▶ Problem description
What is needed is a faithful copy of all the entries, with no pictures in it.

Material provided Start Marker

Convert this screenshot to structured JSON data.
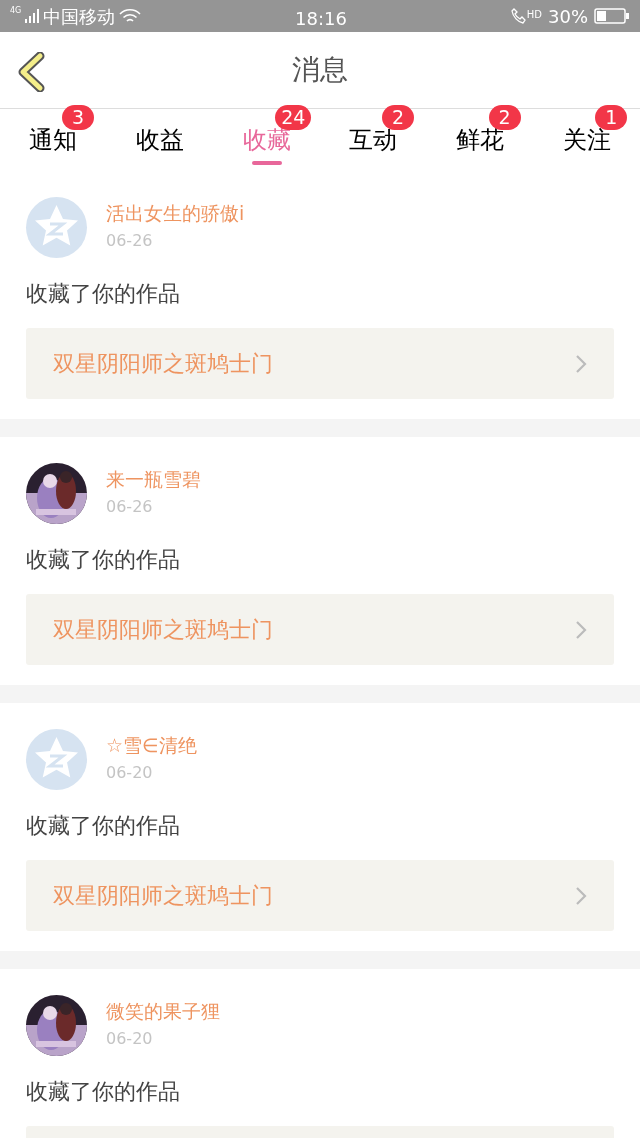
{
  "status_bar": {
    "network": "4G",
    "carrier": "中国移动",
    "time": "18:16",
    "call": "HD",
    "battery": "30%"
  },
  "header": {
    "title": "消息"
  },
  "tabs": [
    {
      "label": "通知",
      "badge": "3",
      "selected": false
    },
    {
      "label": "收益",
      "selected": false
    },
    {
      "label": "收藏",
      "badge": "24",
      "selected": true
    },
    {
      "label": "互动",
      "badge": "2",
      "selected": false
    },
    {
      "label": "鲜花",
      "badge": "2",
      "selected": false
    },
    {
      "label": "关注",
      "badge": "1",
      "selected": false
    }
  ],
  "messages": [
    {
      "avatar": {
        "kind": "default"
      },
      "user": "活出女生的骄傲i",
      "date": "06-26",
      "action": "收藏了你的作品",
      "work": "双星阴阳师之斑鸠士门"
    },
    {
      "user": "来一瓶雪碧",
      "date": "06-26",
      "action": "收藏了你的作品",
      "work": "双星阴阳师之斑鸠士门"
    },
    {
      "avatar": {
        "kind": "default"
      },
      "user": "☆雪∈清绝",
      "date": "06-20",
      "action": "收藏了你的作品",
      "work": "双星阴阳师之斑鸠士门"
    },
    {
      "user": "微笑的果子狸",
      "date": "06-20",
      "action": "收藏了你的作品"
    }
  ]
}
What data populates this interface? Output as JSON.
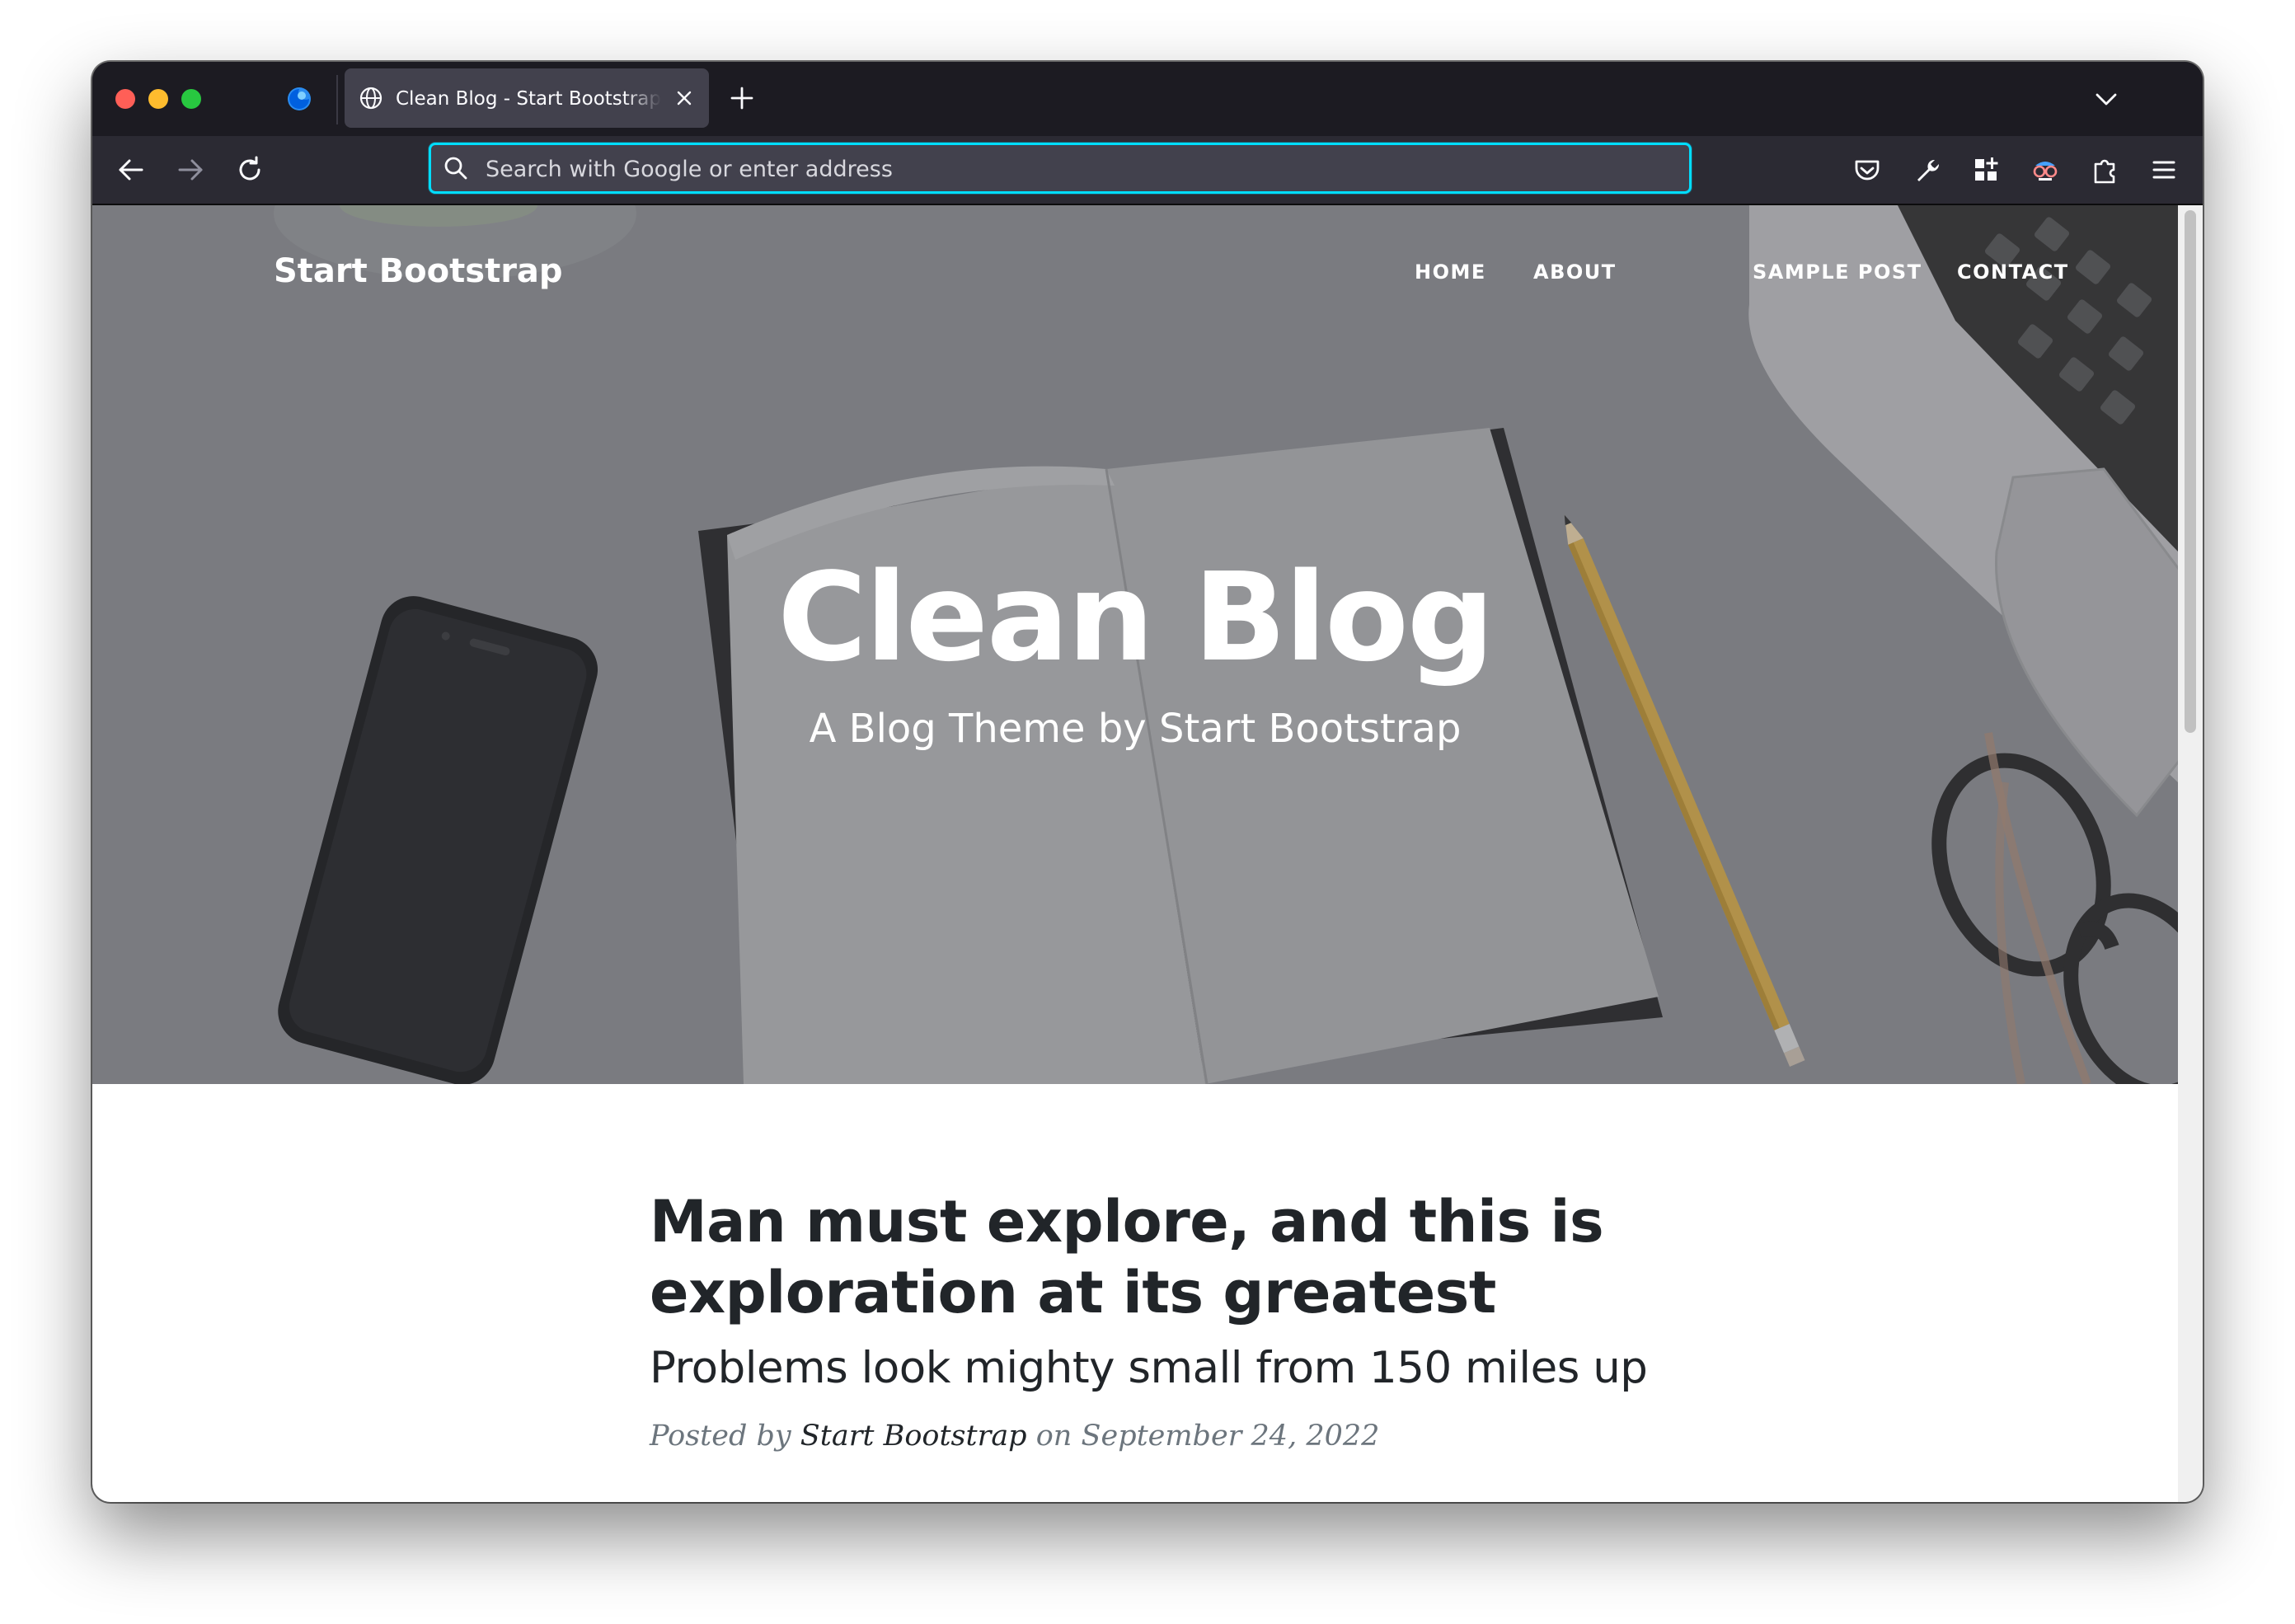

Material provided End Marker

▶ Exercise solution
Convert this screenshot to structured JSON data.
{
  "status_bar": {
    "network": "4G",
    "carrier": "中国移动",
    "time": "18:16",
    "call": "HD",
    "battery": "30%"
  },
  "header": {
    "title": "消息"
  },
  "tabs": [
    {
      "label": "通知",
      "badge": "3",
      "selected": false
    },
    {
      "label": "收益",
      "selected": false
    },
    {
      "label": "收藏",
      "badge": "24",
      "selected": true
    },
    {
      "label": "互动",
      "badge": "2",
      "selected": false
    },
    {
      "label": "鲜花",
      "badge": "2",
      "selected": false
    },
    {
      "label": "关注",
      "badge": "1",
      "selected": false
    }
  ],
  "messages": [
    {
      "avatar": {
        "kind": "default"
      },
      "user": "活出女生的骄傲i",
      "date": "06-26",
      "action": "收藏了你的作品",
      "work": "双星阴阳师之斑鸠士门"
    },
    {
      "user": "来一瓶雪碧",
      "date": "06-26",
      "action": "收藏了你的作品",
      "work": "双星阴阳师之斑鸠士门"
    },
    {
      "avatar": {
        "kind": "default"
      },
      "user": "☆雪∈清绝",
      "date": "06-20",
      "action": "收藏了你的作品",
      "work": "双星阴阳师之斑鸠士门"
    },
    {
      "user": "微笑的果子狸",
      "date": "06-20",
      "action": "收藏了你的作品"
    }
  ]
}
What data populates this interface? Output as JSON.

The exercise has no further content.